• Exercise aim
Reproduce the data shown below exactly.

• Available data
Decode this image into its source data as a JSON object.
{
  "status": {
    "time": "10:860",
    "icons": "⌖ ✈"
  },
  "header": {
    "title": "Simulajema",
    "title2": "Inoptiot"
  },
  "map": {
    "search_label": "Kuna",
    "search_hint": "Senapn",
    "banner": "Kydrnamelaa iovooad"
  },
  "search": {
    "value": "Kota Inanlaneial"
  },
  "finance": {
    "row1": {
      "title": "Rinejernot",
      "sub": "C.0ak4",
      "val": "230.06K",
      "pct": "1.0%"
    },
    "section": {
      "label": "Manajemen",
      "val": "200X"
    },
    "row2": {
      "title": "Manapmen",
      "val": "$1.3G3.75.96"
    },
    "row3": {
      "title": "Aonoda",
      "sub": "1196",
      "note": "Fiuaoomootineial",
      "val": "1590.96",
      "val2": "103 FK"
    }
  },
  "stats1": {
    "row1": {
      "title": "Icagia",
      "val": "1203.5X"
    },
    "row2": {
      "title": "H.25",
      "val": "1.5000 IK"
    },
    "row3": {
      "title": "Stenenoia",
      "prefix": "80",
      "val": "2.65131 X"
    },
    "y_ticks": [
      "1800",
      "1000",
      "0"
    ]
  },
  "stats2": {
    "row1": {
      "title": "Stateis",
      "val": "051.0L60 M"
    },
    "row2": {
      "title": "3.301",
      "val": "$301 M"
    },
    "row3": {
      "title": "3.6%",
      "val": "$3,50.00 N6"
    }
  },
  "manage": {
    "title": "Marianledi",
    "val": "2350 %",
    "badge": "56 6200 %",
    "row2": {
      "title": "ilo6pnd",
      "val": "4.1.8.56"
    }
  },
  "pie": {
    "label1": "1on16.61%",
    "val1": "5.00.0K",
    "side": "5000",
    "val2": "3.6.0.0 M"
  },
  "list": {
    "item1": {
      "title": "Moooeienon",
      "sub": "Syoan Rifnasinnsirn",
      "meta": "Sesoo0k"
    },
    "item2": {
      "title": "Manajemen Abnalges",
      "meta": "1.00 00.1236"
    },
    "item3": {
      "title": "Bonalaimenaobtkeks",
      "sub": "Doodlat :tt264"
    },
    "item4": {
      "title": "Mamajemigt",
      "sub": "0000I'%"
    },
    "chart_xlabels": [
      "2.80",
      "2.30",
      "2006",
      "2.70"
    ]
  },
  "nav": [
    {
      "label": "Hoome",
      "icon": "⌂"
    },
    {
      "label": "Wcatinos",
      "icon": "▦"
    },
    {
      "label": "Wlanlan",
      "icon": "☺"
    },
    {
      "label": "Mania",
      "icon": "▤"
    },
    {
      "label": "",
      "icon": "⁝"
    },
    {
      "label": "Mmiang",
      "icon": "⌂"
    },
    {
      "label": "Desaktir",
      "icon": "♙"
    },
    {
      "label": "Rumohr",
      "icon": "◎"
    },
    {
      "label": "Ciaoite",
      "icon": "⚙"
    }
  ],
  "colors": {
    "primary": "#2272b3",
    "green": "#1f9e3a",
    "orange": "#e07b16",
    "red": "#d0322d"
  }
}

• Result for this task
Decode this image into its source data as a JSON object.
{
  "status": {
    "time": "10:860",
    "icons": "⌖ ✈"
  },
  "header": {
    "title": "Simulajema",
    "title2": "Inoptiot"
  },
  "map": {
    "search_label": "Kuna",
    "search_hint": "Senapn",
    "banner": "Kydrnamelaa iovooad"
  },
  "search": {
    "value": "Kota Inanlaneial"
  },
  "finance": {
    "row1": {
      "title": "Rinejernot",
      "sub": "C.0ak4",
      "val": "230.06K",
      "pct": "1.0%"
    },
    "section": {
      "label": "Manajemen",
      "val": "200X"
    },
    "row2": {
      "title": "Manapmen",
      "val": "$1.3G3.75.96"
    },
    "row3": {
      "title": "Aonoda",
      "sub": "1196",
      "note": "Fiuaoomootineial",
      "val": "1590.96",
      "val2": "103 FK"
    }
  },
  "stats1": {
    "row1": {
      "title": "Icagia",
      "val": "1203.5X"
    },
    "row2": {
      "title": "H.25",
      "val": "1.5000 IK"
    },
    "row3": {
      "title": "Stenenoia",
      "prefix": "80",
      "val": "2.65131 X"
    },
    "y_ticks": [
      "1800",
      "1000",
      "0"
    ]
  },
  "stats2": {
    "row1": {
      "title": "Stateis",
      "val": "051.0L60 M"
    },
    "row2": {
      "title": "3.301",
      "val": "$301 M"
    },
    "row3": {
      "title": "3.6%",
      "val": "$3,50.00 N6"
    }
  },
  "manage": {
    "title": "Marianledi",
    "val": "2350 %",
    "badge": "56 6200 %",
    "row2": {
      "title": "ilo6pnd",
      "val": "4.1.8.56"
    }
  },
  "pie": {
    "label1": "1on16.61%",
    "val1": "5.00.0K",
    "side": "5000",
    "val2": "3.6.0.0 M"
  },
  "list": {
    "item1": {
      "title": "Moooeienon",
      "sub": "Syoan Rifnasinnsirn",
      "meta": "Sesoo0k"
    },
    "item2": {
      "title": "Manajemen Abnalges",
      "meta": "1.00 00.1236"
    },
    "item3": {
      "title": "Bonalaimenaobtkeks",
      "sub": "Doodlat :tt264"
    },
    "item4": {
      "title": "Mamajemigt",
      "sub": "0000I'%"
    },
    "chart_xlabels": [
      "2.80",
      "2.30",
      "2006",
      "2.70"
    ]
  },
  "nav": [
    {
      "label": "Hoome",
      "icon": "⌂"
    },
    {
      "label": "Wcatinos",
      "icon": "▦"
    },
    {
      "label": "Wlanlan",
      "icon": "☺"
    },
    {
      "label": "Mania",
      "icon": "▤"
    },
    {
      "label": "",
      "icon": "⁝"
    },
    {
      "label": "Mmiang",
      "icon": "⌂"
    },
    {
      "label": "Desaktir",
      "icon": "♙"
    },
    {
      "label": "Rumohr",
      "icon": "◎"
    },
    {
      "label": "Ciaoite",
      "icon": "⚙"
    }
  ],
  "colors": {
    "primary": "#2272b3",
    "green": "#1f9e3a",
    "orange": "#e07b16",
    "red": "#d0322d"
  }
}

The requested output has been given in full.